#### [How to complete this task]
Copy whichever lines of the data hold the word "Задачи".

Collected data:
★ ★ ★
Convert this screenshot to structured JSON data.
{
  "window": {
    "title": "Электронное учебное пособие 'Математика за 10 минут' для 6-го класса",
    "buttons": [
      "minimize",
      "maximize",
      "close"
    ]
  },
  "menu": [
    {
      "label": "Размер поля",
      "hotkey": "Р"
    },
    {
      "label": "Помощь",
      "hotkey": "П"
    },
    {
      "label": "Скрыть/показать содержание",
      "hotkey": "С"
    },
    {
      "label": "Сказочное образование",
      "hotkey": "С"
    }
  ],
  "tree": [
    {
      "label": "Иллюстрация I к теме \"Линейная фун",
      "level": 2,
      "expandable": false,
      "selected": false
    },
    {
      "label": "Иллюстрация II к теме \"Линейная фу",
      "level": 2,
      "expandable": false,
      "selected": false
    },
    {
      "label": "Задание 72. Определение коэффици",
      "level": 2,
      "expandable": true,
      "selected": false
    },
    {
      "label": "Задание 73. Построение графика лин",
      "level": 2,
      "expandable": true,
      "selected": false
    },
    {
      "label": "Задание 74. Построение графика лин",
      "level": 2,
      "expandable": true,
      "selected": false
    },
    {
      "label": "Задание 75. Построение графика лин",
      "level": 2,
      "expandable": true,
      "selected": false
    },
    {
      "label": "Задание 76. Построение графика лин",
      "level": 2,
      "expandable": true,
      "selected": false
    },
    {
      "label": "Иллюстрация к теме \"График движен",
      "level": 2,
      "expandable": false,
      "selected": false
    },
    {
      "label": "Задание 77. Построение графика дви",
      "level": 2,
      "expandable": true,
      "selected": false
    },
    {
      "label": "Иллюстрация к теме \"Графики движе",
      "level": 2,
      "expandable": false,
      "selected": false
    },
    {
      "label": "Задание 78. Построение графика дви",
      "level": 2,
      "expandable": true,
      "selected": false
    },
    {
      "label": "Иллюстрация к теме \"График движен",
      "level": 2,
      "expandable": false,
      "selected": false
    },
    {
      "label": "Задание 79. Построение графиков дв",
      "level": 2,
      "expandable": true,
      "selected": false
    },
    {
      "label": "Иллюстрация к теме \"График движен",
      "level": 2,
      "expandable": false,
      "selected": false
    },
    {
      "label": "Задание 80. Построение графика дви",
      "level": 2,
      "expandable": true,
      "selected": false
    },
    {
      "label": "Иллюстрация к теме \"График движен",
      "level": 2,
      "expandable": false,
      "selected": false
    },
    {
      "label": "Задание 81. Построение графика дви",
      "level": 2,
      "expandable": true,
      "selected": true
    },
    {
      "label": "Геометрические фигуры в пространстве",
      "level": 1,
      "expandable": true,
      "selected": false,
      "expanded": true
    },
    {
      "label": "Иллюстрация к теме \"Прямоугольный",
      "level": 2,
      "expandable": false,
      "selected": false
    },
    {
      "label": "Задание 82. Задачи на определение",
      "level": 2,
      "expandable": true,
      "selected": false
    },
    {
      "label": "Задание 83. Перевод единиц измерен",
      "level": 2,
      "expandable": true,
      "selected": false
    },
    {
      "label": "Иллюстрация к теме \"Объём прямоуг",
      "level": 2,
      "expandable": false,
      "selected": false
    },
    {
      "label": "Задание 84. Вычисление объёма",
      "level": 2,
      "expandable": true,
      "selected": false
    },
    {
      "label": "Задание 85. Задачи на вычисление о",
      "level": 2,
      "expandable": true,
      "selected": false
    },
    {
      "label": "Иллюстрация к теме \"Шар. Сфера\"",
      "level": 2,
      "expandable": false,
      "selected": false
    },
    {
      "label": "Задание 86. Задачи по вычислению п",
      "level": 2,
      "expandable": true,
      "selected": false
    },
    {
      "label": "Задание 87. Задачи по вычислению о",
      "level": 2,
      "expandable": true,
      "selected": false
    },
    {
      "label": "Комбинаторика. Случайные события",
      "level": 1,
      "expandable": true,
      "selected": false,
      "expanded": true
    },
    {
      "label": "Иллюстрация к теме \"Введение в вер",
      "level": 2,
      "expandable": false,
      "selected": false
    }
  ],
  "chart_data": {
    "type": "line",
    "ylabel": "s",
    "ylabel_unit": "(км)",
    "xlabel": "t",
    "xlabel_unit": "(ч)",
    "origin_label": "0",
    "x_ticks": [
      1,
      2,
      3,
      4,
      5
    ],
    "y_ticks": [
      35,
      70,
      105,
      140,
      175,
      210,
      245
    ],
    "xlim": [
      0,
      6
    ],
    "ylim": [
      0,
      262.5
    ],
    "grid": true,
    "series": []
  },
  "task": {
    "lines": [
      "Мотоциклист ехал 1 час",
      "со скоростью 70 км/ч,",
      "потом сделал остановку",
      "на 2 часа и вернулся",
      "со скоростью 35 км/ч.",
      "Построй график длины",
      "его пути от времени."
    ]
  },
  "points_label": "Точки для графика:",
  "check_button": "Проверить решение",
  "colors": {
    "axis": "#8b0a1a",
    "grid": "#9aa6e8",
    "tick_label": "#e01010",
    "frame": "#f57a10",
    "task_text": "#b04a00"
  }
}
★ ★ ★
#### [Exercise answer]
      "label": "Задание 82. Задачи на определение",
      "label": "Задание 85. Задачи на вычисление о",
      "label": "Задание 86. Задачи по вычислению п",
      "label": "Задание 87. Задачи по вычислению о",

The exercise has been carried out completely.